**ACTIVITY**.
Report each line below that carries the word "time".

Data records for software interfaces

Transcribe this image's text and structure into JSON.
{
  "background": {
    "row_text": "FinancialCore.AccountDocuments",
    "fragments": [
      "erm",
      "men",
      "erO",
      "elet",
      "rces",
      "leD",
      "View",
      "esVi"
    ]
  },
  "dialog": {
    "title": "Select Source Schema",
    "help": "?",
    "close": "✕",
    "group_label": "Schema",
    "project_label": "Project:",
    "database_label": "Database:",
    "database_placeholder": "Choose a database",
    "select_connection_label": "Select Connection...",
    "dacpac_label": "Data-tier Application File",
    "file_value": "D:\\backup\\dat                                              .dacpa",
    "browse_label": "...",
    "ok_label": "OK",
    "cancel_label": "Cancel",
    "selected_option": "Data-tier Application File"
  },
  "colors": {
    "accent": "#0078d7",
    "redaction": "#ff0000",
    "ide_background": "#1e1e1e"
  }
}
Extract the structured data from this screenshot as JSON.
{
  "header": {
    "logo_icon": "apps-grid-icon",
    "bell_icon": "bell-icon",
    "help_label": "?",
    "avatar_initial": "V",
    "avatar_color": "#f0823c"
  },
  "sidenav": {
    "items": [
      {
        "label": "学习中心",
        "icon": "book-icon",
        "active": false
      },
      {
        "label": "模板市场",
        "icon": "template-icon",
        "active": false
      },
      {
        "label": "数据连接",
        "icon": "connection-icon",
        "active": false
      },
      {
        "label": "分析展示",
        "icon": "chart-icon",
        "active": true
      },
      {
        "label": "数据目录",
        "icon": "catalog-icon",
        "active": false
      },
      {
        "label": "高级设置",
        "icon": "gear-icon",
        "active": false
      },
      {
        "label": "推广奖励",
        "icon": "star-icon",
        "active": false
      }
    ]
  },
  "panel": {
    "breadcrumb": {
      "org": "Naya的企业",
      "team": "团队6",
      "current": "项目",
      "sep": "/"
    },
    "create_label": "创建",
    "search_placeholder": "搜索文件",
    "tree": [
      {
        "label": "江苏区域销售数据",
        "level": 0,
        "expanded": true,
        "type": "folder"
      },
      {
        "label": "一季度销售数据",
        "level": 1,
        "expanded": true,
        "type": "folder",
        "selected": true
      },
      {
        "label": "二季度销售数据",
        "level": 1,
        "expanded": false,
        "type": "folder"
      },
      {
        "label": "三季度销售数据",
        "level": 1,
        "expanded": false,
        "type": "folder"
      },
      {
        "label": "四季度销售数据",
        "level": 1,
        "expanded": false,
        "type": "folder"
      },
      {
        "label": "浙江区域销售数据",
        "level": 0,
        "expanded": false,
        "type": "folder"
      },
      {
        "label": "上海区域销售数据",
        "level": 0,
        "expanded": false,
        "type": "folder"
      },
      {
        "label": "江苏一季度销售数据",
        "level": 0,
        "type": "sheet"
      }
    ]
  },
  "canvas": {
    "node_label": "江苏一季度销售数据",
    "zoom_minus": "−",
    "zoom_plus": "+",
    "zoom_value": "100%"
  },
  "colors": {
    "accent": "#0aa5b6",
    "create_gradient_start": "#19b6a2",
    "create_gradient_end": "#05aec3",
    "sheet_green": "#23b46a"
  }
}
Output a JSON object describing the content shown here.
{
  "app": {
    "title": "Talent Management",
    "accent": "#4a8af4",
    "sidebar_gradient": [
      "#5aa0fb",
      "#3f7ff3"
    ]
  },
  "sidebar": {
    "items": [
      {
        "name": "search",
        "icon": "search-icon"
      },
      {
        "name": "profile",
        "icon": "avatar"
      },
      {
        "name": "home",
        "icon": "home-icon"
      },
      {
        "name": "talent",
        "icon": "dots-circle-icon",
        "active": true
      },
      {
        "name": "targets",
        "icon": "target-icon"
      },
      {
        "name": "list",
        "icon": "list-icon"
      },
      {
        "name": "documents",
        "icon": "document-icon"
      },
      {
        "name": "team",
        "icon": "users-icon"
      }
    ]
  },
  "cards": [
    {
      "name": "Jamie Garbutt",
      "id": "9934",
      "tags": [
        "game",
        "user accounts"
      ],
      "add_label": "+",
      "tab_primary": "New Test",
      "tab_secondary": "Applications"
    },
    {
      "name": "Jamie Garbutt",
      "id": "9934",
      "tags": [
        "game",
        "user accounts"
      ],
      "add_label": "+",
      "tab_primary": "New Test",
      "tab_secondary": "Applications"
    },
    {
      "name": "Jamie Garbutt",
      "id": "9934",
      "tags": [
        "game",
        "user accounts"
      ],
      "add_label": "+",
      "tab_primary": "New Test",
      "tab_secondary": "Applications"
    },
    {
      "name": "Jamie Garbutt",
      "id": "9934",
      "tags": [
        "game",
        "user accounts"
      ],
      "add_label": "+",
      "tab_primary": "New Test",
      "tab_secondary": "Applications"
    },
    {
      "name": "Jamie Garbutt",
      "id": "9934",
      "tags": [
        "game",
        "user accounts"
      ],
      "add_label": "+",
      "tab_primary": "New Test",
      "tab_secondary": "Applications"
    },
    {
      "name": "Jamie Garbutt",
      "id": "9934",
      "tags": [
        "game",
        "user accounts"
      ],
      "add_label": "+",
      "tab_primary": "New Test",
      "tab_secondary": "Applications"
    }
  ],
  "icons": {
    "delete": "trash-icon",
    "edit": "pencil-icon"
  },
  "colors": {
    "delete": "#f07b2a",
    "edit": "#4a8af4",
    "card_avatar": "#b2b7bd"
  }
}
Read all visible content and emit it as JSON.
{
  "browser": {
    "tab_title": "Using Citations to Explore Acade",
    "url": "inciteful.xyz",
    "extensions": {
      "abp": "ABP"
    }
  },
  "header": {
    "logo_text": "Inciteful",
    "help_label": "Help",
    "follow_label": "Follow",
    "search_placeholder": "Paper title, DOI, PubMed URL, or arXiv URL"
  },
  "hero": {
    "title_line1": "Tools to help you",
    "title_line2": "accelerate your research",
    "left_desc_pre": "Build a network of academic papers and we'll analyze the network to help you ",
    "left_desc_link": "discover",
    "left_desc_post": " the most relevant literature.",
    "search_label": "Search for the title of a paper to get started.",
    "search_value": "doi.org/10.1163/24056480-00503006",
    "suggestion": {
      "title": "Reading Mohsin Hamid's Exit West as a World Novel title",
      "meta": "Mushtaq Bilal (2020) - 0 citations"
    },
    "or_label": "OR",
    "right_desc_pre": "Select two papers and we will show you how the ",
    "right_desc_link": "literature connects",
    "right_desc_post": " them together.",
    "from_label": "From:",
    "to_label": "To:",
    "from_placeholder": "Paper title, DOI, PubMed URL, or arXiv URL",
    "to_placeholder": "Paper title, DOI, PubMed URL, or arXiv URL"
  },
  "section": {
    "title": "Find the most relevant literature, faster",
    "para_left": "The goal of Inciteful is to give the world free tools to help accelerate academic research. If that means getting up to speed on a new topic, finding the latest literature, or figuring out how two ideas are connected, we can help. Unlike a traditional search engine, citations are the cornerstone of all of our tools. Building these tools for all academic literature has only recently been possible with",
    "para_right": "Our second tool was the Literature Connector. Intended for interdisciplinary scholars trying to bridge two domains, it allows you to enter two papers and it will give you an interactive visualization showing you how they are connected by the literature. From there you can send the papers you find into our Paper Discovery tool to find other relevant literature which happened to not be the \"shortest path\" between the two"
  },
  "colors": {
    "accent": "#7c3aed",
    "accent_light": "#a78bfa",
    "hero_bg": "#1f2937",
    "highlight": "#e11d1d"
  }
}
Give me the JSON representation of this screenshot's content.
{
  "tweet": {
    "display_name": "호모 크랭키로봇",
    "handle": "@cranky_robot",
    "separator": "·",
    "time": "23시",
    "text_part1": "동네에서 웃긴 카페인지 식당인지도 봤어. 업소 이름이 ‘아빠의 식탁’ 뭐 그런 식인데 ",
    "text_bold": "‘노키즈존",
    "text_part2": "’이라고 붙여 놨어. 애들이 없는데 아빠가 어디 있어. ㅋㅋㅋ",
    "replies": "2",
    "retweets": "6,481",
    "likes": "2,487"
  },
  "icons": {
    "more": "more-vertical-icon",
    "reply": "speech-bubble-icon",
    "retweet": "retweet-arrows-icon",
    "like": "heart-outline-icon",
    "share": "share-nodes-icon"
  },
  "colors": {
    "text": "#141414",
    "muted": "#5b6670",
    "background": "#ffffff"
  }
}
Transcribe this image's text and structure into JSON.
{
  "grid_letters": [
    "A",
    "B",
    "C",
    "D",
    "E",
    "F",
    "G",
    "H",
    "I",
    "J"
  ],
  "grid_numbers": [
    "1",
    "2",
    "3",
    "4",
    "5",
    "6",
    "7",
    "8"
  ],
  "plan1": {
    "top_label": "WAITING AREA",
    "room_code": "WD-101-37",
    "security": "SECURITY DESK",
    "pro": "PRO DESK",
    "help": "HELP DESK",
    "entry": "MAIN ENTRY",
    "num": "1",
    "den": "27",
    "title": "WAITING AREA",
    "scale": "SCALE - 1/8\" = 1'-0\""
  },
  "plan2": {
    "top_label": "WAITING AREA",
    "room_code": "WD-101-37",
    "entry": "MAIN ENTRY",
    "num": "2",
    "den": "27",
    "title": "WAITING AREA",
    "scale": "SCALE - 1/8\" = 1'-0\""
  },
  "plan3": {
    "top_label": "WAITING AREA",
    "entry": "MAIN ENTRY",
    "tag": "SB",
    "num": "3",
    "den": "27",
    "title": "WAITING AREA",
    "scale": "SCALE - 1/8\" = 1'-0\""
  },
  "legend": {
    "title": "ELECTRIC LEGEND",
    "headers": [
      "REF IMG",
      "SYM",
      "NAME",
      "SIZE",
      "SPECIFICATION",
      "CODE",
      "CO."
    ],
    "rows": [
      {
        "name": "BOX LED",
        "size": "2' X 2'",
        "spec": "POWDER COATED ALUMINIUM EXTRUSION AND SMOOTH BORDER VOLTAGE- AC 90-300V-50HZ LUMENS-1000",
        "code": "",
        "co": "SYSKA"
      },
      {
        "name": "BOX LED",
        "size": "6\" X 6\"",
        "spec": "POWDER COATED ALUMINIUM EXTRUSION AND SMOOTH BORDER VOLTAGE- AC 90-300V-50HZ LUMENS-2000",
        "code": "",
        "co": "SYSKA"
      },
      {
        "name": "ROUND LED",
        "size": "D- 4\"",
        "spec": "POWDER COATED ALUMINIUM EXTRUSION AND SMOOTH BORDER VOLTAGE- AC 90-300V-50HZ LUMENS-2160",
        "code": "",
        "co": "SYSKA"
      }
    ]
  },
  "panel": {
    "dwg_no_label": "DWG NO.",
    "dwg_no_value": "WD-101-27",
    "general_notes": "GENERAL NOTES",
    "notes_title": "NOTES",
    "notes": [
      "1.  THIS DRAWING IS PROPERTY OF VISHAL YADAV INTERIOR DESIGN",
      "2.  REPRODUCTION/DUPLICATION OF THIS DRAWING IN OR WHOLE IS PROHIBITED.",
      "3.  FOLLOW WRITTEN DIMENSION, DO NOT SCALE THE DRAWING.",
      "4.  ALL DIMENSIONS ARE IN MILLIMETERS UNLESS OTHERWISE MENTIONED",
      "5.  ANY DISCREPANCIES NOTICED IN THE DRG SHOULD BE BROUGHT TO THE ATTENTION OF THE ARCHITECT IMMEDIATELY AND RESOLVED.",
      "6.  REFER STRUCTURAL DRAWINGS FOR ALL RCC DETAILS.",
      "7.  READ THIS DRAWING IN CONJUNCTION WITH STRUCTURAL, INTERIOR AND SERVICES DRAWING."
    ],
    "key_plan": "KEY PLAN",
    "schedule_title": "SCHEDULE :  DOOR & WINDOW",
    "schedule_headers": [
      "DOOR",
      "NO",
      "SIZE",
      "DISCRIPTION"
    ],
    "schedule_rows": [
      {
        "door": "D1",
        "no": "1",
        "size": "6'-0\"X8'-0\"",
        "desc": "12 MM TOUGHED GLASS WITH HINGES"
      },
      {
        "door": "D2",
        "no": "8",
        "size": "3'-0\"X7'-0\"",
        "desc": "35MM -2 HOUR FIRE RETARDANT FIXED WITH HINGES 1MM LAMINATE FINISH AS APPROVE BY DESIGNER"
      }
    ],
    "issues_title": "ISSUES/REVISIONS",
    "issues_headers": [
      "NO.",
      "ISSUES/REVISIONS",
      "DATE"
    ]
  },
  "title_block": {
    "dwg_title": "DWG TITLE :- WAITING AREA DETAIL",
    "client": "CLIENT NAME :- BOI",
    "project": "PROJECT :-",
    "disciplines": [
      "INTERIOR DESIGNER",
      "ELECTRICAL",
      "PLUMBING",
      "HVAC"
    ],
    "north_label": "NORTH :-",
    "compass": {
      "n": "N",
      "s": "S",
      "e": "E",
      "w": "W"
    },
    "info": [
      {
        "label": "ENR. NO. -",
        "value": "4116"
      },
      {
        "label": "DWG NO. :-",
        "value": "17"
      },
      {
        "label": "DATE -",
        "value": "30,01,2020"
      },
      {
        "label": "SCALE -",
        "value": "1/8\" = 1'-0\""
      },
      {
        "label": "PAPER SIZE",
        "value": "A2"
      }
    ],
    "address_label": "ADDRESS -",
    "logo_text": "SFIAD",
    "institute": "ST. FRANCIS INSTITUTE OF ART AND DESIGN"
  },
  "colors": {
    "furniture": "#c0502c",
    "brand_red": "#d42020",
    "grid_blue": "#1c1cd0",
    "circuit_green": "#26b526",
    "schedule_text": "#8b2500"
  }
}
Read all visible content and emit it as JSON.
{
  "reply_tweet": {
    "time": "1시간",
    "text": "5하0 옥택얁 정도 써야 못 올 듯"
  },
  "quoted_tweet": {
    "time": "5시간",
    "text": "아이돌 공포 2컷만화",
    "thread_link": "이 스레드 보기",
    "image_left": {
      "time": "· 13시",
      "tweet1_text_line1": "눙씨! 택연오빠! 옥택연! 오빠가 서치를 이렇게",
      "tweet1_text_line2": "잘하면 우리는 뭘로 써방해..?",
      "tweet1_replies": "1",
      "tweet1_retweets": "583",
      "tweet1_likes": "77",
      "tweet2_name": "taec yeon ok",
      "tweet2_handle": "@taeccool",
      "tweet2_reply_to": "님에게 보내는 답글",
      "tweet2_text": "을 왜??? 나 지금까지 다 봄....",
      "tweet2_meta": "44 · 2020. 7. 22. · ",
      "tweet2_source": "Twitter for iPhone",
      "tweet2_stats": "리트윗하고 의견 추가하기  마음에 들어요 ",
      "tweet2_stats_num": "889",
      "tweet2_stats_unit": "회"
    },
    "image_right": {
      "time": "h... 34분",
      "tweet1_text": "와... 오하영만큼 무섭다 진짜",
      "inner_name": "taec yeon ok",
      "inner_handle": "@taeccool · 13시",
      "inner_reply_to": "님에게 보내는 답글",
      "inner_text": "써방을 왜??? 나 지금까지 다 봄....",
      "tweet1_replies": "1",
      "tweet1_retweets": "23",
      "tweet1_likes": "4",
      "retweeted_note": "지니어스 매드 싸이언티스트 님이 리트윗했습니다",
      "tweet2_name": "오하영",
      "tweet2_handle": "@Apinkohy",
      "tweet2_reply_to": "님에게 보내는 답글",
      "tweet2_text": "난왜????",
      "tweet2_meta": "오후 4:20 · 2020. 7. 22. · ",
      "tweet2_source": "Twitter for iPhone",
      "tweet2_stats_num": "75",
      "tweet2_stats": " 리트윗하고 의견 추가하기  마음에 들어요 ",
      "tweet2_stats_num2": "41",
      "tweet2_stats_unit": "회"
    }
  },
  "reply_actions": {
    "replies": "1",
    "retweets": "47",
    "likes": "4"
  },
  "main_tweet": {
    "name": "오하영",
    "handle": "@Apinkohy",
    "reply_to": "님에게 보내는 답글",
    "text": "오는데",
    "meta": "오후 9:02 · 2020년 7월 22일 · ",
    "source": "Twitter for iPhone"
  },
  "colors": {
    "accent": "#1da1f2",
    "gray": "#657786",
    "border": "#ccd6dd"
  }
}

**RESULT**.
    "time": "23시",
    "time": "1시간",
    "time": "5시간",
      "time": "· 13시",
      "time": "h... 34분",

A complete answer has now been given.